(Written by Archaeologist Joseph B. Mountjoy, Museologist)
This complex is defined by archaeological materials found at a habitation site located on the eastern side of the base of Ceboruco Hill, on the northern end of Matanchen Bay. The people who lived there focused on the consumption of meat obtained from bivalve and conch shells that they got from Matanchen Bay, sometimes using nets to which they tied crude rock weights in order to drag the nets along the bottom of the bay. It is believed that these people also used simple wooden canoes in this activity.
The inhabitants at the Matanchen site had cultural ties with people far to the north along the Pacific coast, people who likewise subsisted heavily on meat obtained from shellfish during the period generally known as the Archaic in North America. There is at least one Archaic site in the extreme south of Sinaloa at El Calón, where there are shell remains and radiocarbon dates are similar to those at the Matanchen site. Nevertheless, Archaic sites with remains similar to those found at the Matanchen site are more abundant much farther to the north, along coast of Baja California as well as the coast of the U.S. state of California.

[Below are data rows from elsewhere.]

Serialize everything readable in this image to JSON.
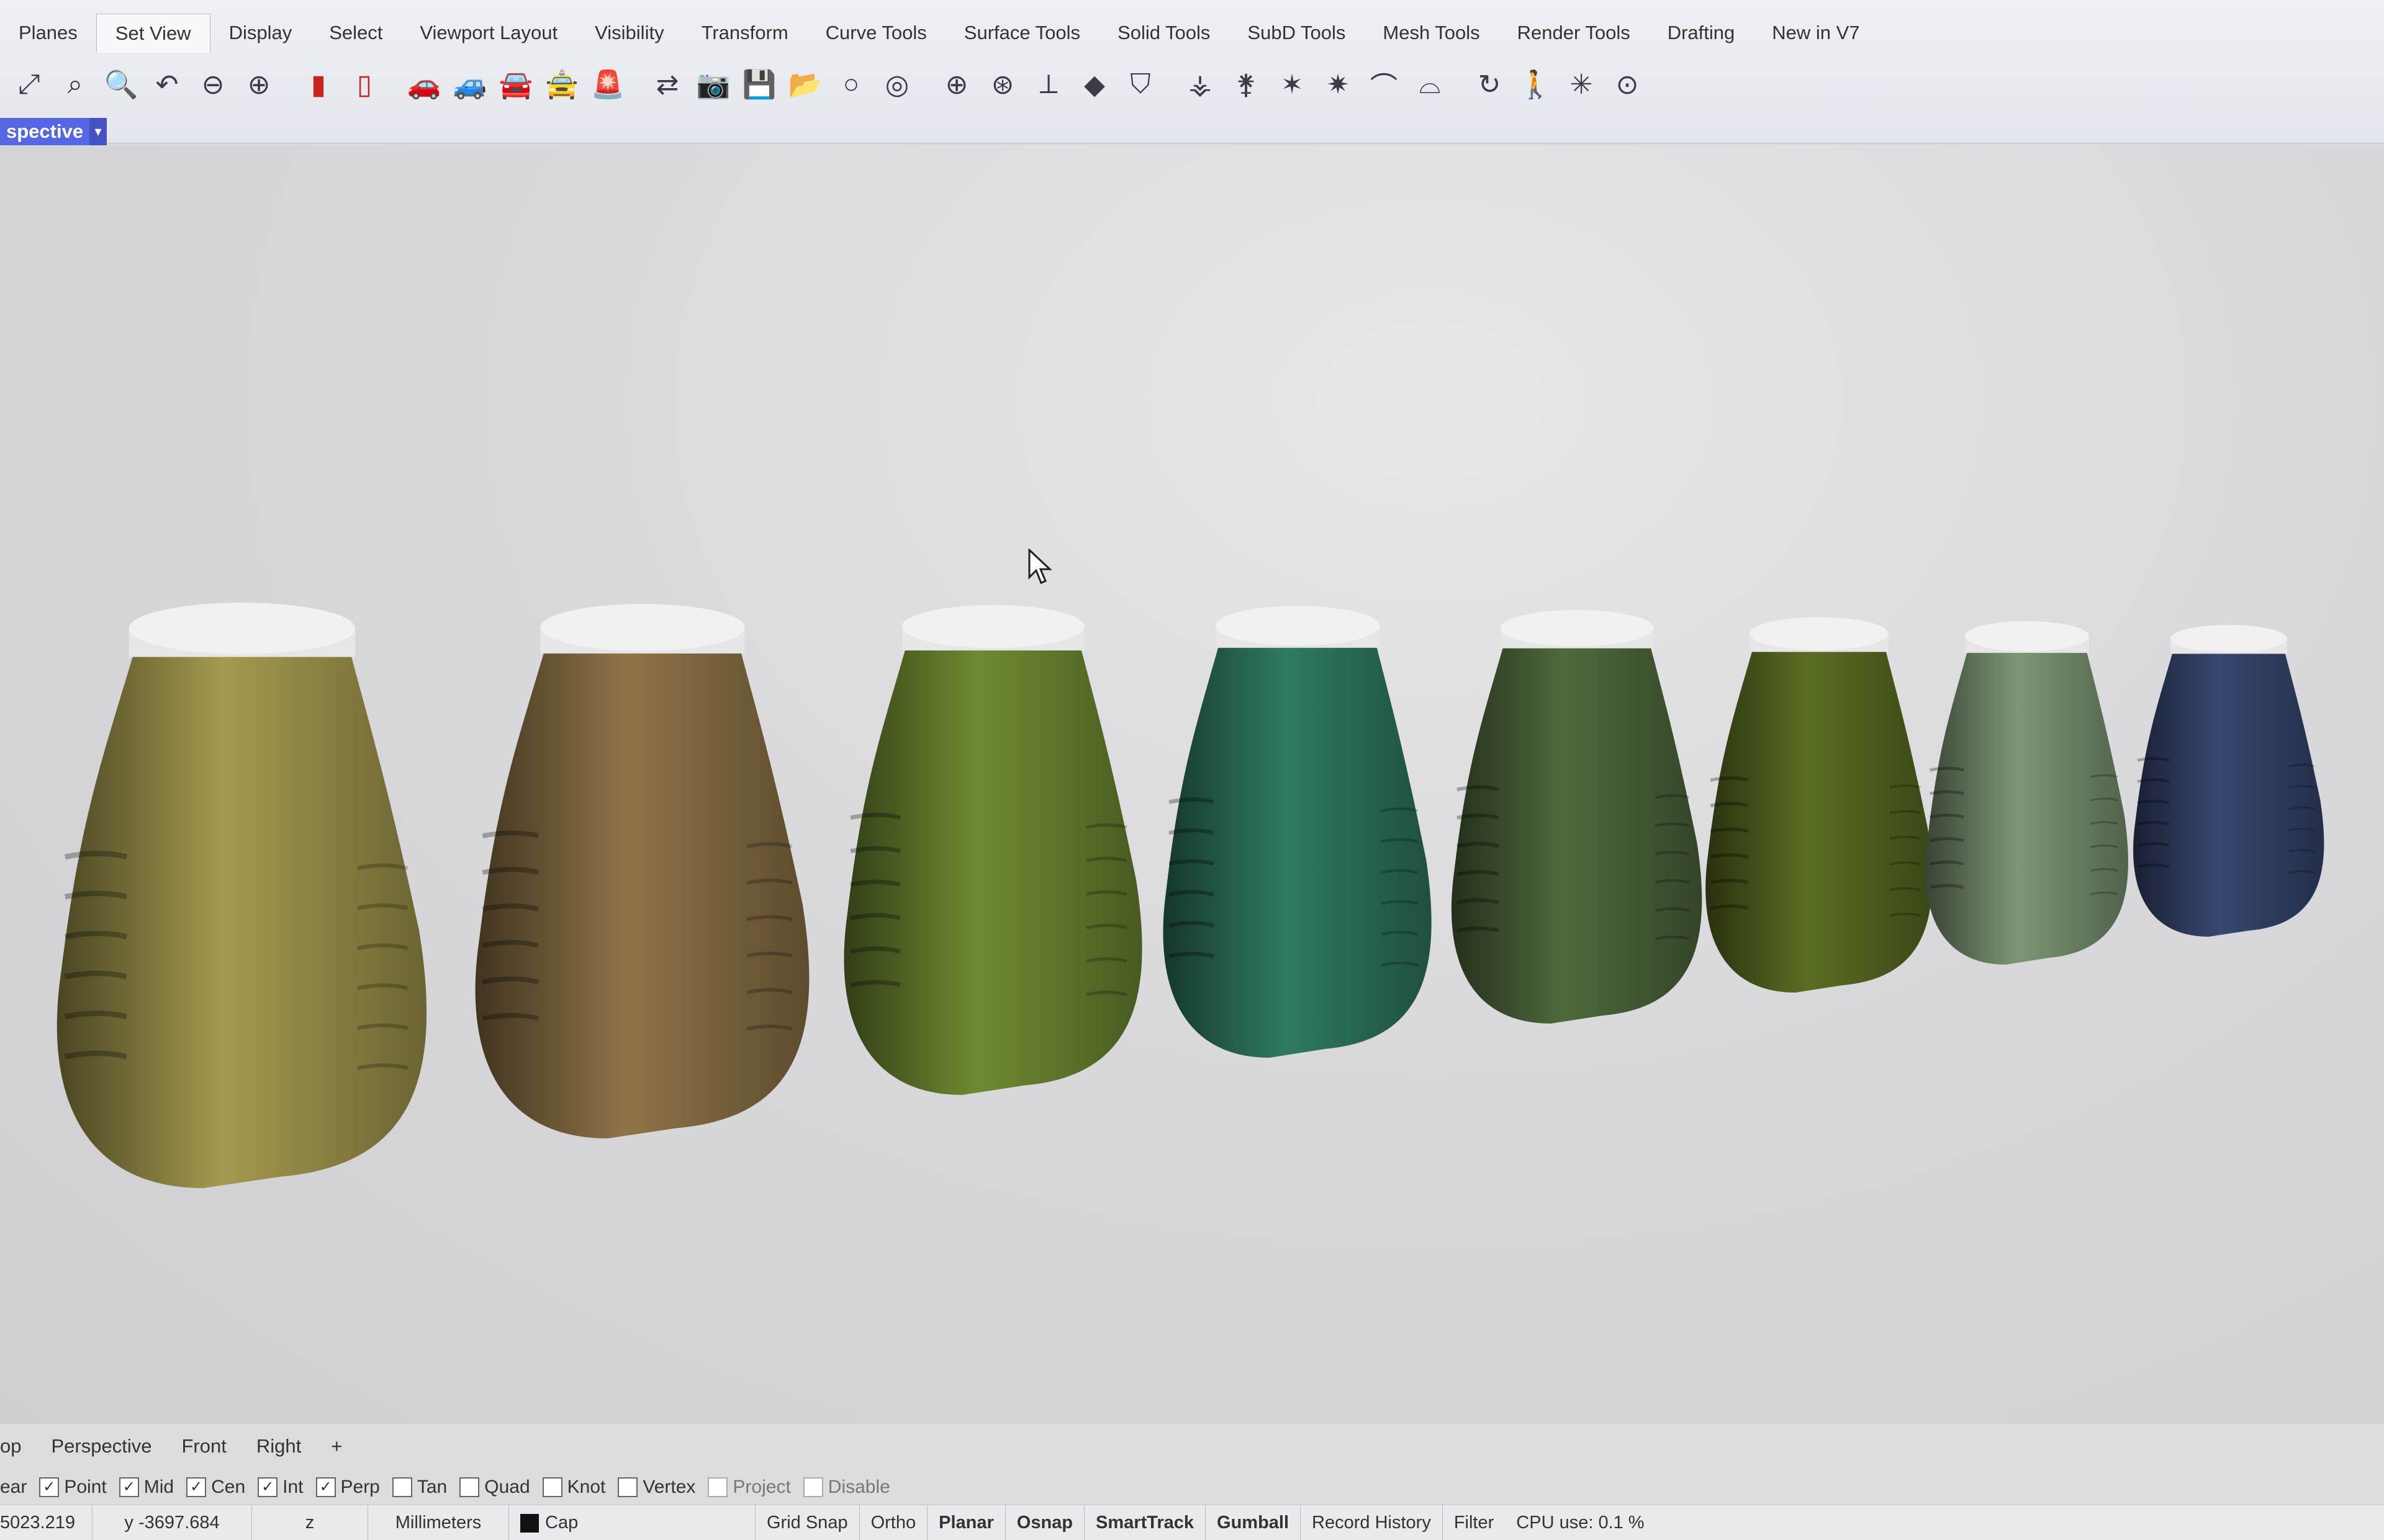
{
  "menu_tabs": [
    "Planes",
    "Set View",
    "Display",
    "Select",
    "Viewport Layout",
    "Visibility",
    "Transform",
    "Curve Tools",
    "Surface Tools",
    "Solid Tools",
    "SubD Tools",
    "Mesh Tools",
    "Render Tools",
    "Drafting",
    "New in V7"
  ],
  "active_tab": "Set View",
  "toolbar_icons": [
    "zoom-extents-icon",
    "zoom-window-icon",
    "zoom-icon",
    "undo-view-icon",
    "zoom-out-icon",
    "zoom-all-icon",
    "named-view-icon",
    "named-view-2-icon",
    "car-icon",
    "car-2-icon",
    "car-3-icon",
    "car-4-icon",
    "car-5-icon",
    "camera-move-icon",
    "camera-icon",
    "save-view-icon",
    "open-view-icon",
    "magnify-icon",
    "magnify-2-icon",
    "target-icon",
    "target-2-icon",
    "axis-icon",
    "cube-icon",
    "shield-icon",
    "tripod-icon",
    "tripod-2-icon",
    "star-icon",
    "star-2-icon",
    "lamp-icon",
    "lamp-2-icon",
    "rotate-icon",
    "walk-icon",
    "sparkle-icon",
    "crosshair-icon"
  ],
  "viewport": {
    "name": "spective"
  },
  "viewport_tabs": [
    "op",
    "Perspective",
    "Front",
    "Right",
    "+"
  ],
  "osnap": [
    {
      "label": "ear",
      "checked": null
    },
    {
      "label": "Point",
      "checked": true
    },
    {
      "label": "Mid",
      "checked": true
    },
    {
      "label": "Cen",
      "checked": true
    },
    {
      "label": "Int",
      "checked": true
    },
    {
      "label": "Perp",
      "checked": true
    },
    {
      "label": "Tan",
      "checked": false
    },
    {
      "label": "Quad",
      "checked": false
    },
    {
      "label": "Knot",
      "checked": false
    },
    {
      "label": "Vertex",
      "checked": false
    },
    {
      "label": "Project",
      "checked": false,
      "disabled": true
    },
    {
      "label": "Disable",
      "checked": false,
      "disabled": true
    }
  ],
  "status": {
    "x": "5023.219",
    "y": "y -3697.684",
    "z": "z",
    "units": "Millimeters",
    "layer": "Cap",
    "toggles": [
      {
        "label": "Grid Snap",
        "bold": false
      },
      {
        "label": "Ortho",
        "bold": false
      },
      {
        "label": "Planar",
        "bold": true
      },
      {
        "label": "Osnap",
        "bold": true
      },
      {
        "label": "SmartTrack",
        "bold": true
      },
      {
        "label": "Gumball",
        "bold": true
      },
      {
        "label": "Record History",
        "bold": false
      },
      {
        "label": "Filter",
        "bold": false
      }
    ],
    "cpu": "CPU use: 0.1 %"
  },
  "bottle_colors": [
    "#a59a4e",
    "#8f7447",
    "#6f8b32",
    "#2f7a63",
    "#4f6a3c",
    "#5a6e22",
    "#7d9775",
    "#37476f"
  ],
  "cap_color": "#f1f1f1"
}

Visit the Aticama Museum of Archaeology and History to read the rest of this story and view the artifacts from this period!!